“Are you quite sure you’re all right, Arnold?”
I didn’t answer, but, putting my hand on the bannister, I hauled myself up again. Going very slowly, one halting painful step at a time, I pulled myself up the rest of the way to the third floor.
I stopped to catch my breath, and to prepare myself for the walk down the hall to the attic door, when she came up beside me and took my arm once more.
“You poor thing and it’s all my fault.”
“No, I’ll be fine,” I said.
“You’d better come to my room. I’ll put some ice on that knee.”
“No thanks, Miss Evans.”
“Clean you up a bit.”
“I’ll take a shower in the morning.”
I took a step, and almost but not quite fell. Miss Evans skipped forward and grabbed my arm.
“Here, let me help you.”
I took another painful step.
“There there,” she said. “Easy does it now.”
A few more steps took us abreast of her door.
“I can make it from here,” I said.
“Oh can you?”
“Yes, thank you,” I said, through gritted teeth.
“Well, good night, then.”
“Good night, Gertrude.”
Don’t ask me why I tossed her the bone of addressing her by her first name. I felt sorry for her. But I shouldn’t have done it. Next thing I knew she had her arms around my neck and was kissing me.
It wasn’t so much that I didn’t want her to kiss me, although it’s true, I didn’t want her to, but the thing was that with my bad knee I could barely support my own weight, forget about the addition of hers, and so the combined action of my trying to pull away from her and of my right knee collapsing sent us both tumbling to the floor, with me on my back and Miss Evans lying on top of me.
“You brute,” she whispered. “Do you intend to take me right here in the hallway?”
I shoved her off, turned over, tried to get up, failed, fell to my knees, in great pain.
She grabbed my belt at the back, yanked, and pulled me to the floor again.
I was on my back, she was on her knees straddling my chest, staring down at me. She had her hard black purse slung over one shoulder, and both her hands were free to press down against my shoulders. Her face seemed enormous looming above mine, and even in the dim light of this hallway her eyes glittered with tiny bright flames.
“So,” she said, “you like it rough, do you?”
“Please, Miss Evans,” I whispered. “We’ll wake up the whole house.”
“That’s true,” she said. “Can’t have that.”
Two seconds later she was dragging me by the shoulders back toward her door.
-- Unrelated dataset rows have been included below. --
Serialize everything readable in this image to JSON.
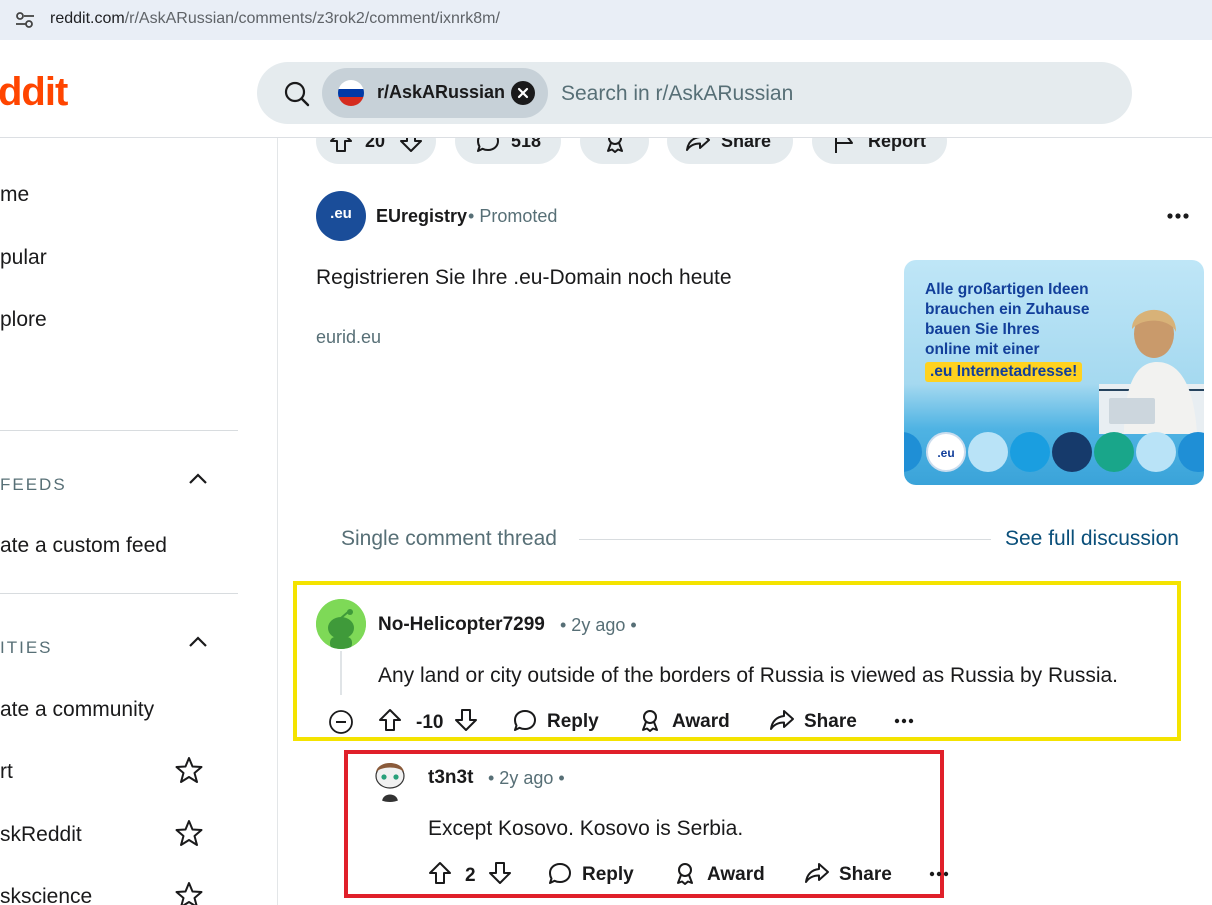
{
  "browser": {
    "url_host": "reddit.com",
    "url_path": "/r/AskARussian/comments/z3rok2/comment/ixnrk8m/"
  },
  "header": {
    "logo_text": "ddit",
    "search_chip": "r/AskARussian",
    "search_placeholder": "Search in r/AskARussian"
  },
  "sidebar": {
    "nav": [
      "me",
      "pular",
      "plore"
    ],
    "feeds_title": "FEEDS",
    "create_feed": "ate a custom feed",
    "communities_title": "ITIES",
    "create_community": "ate a community",
    "communities": [
      "rt",
      "skReddit",
      "skscience"
    ]
  },
  "post_actions": {
    "votes": "20",
    "comments": "518",
    "share": "Share",
    "report": "Report"
  },
  "ad": {
    "avatar_text": ".eu",
    "advertiser": "EUregistry",
    "label": "Promoted",
    "headline": "Registrieren Sie Ihre .eu-Domain noch heute",
    "domain": "eurid.eu",
    "image_line1": "Alle großartigen Ideen",
    "image_line2": "brauchen ein Zuhause",
    "image_line3": "bauen Sie Ihres",
    "image_line4": "online mit einer",
    "image_highlight": ".eu Internetadresse!",
    "image_badge": ".eu"
  },
  "thread": {
    "label": "Single comment thread",
    "see_full": "See full discussion"
  },
  "comments": [
    {
      "author": "No-Helicopter7299",
      "meta": "• 2y ago •",
      "body": "Any land or city outside of the borders of Russia is viewed as Russia by Russia.",
      "score": "-10",
      "reply": "Reply",
      "award": "Award",
      "share": "Share"
    },
    {
      "author": "t3n3t",
      "meta": "• 2y ago •",
      "body": "Except Kosovo. Kosovo is Serbia.",
      "score": "2",
      "reply": "Reply",
      "award": "Award",
      "share": "Share"
    }
  ],
  "colors": {
    "brand": "#ff4500",
    "highlight_yellow": "#f4e300",
    "highlight_red": "#e0202a"
  }
}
I had not known before this night that a mortal woman could possess such strength.
(Continued here, and indefinitely, due to contractual obligations.)
(Kindly turn to the right hand column of this page to find a putative up-to-date listing of links to all other previously broadcast episodes of Arnold Schnabel’s Railroad Train To Heaven©. Farther down you will find a listing for many of the fine poems of Arnold Schnabel, suitable for quoting on Christmas, Hanukkah and Kwanzaa cards.)